Monty arrived in 1986 when my now grown-up son - William and Thomas' older brother - was ten years old, and his sister seven. Monty was an eight-week-old Brittany spaniel pup; a breed known now simply as the Brittany, because the dog is more of a pointer or a setter than a spaniel.
Monty lasted thirteen years. The children edged into their teenage years, there was a divorce, the children finished school, I remarried, we moved house. Changes. Monty went along with all this and never complained and sat quietly in between walks - on my chair if I wasn't in it - and hardly ever even shed hair. Although he did eat my dinner once, and another time chewed up a brand new pair of ASICS Tiger Excalibur-GT running shoes, the very best running shoe in history, bar none.

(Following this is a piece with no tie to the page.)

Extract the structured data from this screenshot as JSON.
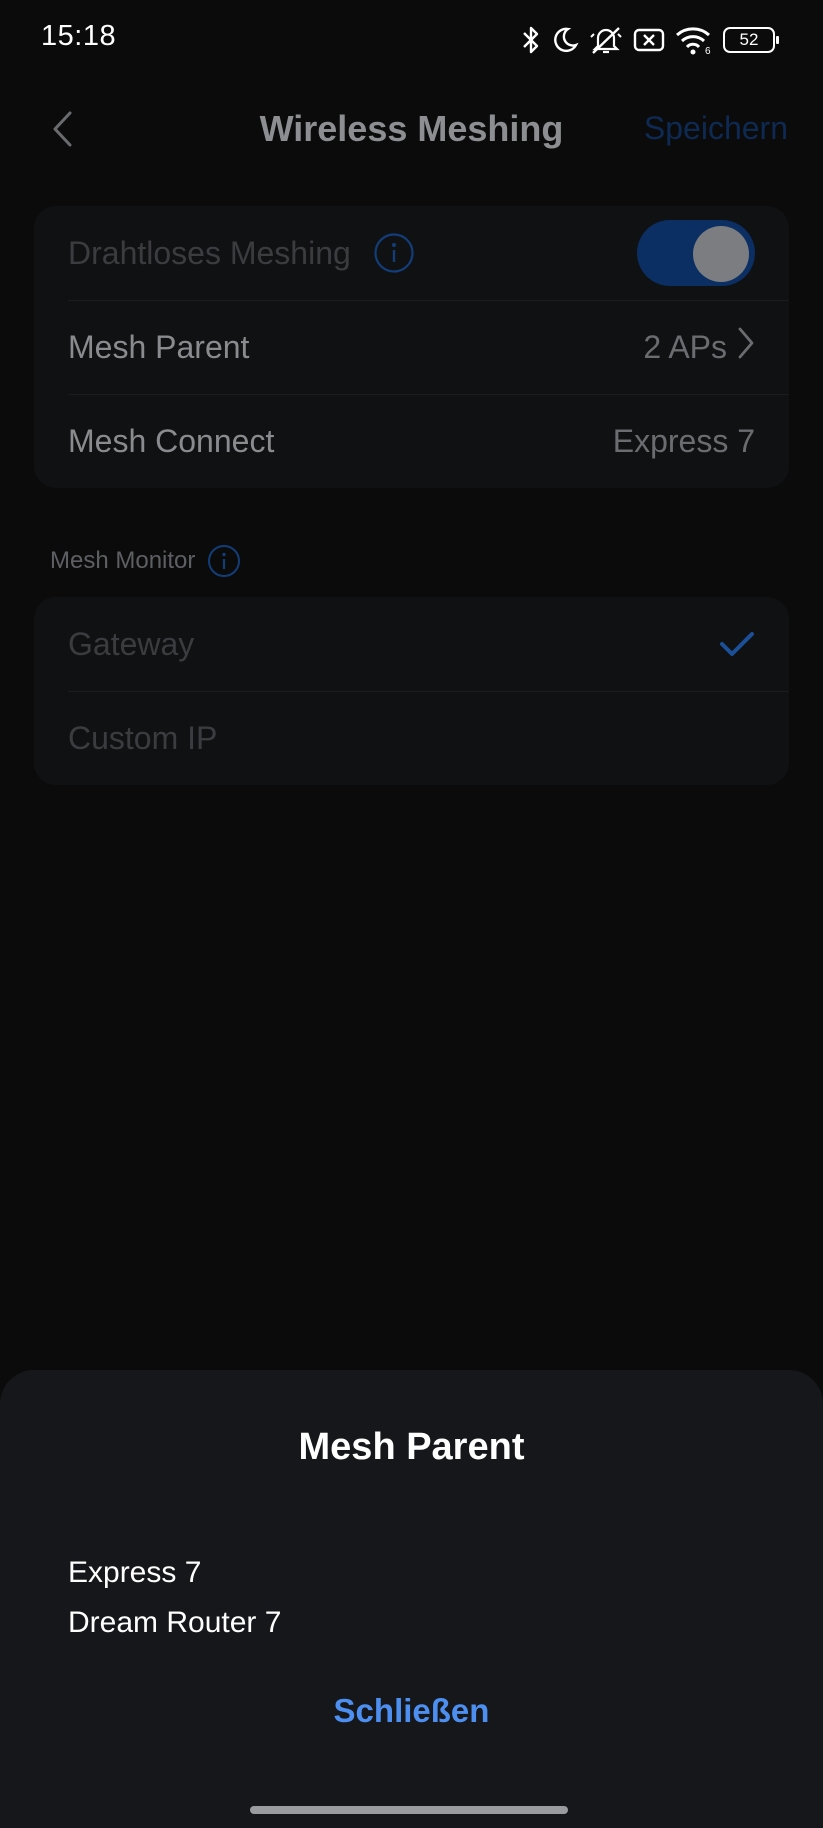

Brittanies have boundless energy. Monty would run ten kilometres. I knew: I ran with him. In the old days. Except he zig-zagged, so he probably ran twenty.
Then, suddenly one day he was old and he faded, and succumbed to kidney disease in early summer 2000. You get attached to a dog that has accompanied you on long journeys, and not just foot ones. I was going to spread his ashes in one of his favourite places, but I couldn't decide whether that was Princes Park, Merri Creek or the beach. So I didn't. He sat on a shelf instead. In one of those jars the pet crematorium people give you, with flowery pictures and your dog's name in an ornate script. Except 'Monty' always looked wrong in an ornate script. He was a Times New Roman kind of dog. Bold.
On Sunday I planted a new rose in the garden, and you know the rest. This house is two doors up from the old one. We moved back into this street in 2005 after five years away. Now Monty is in the front garden of the house he used to trot past at the start of his walks; and next to the house where his friend the one-eyed chihuahua lived.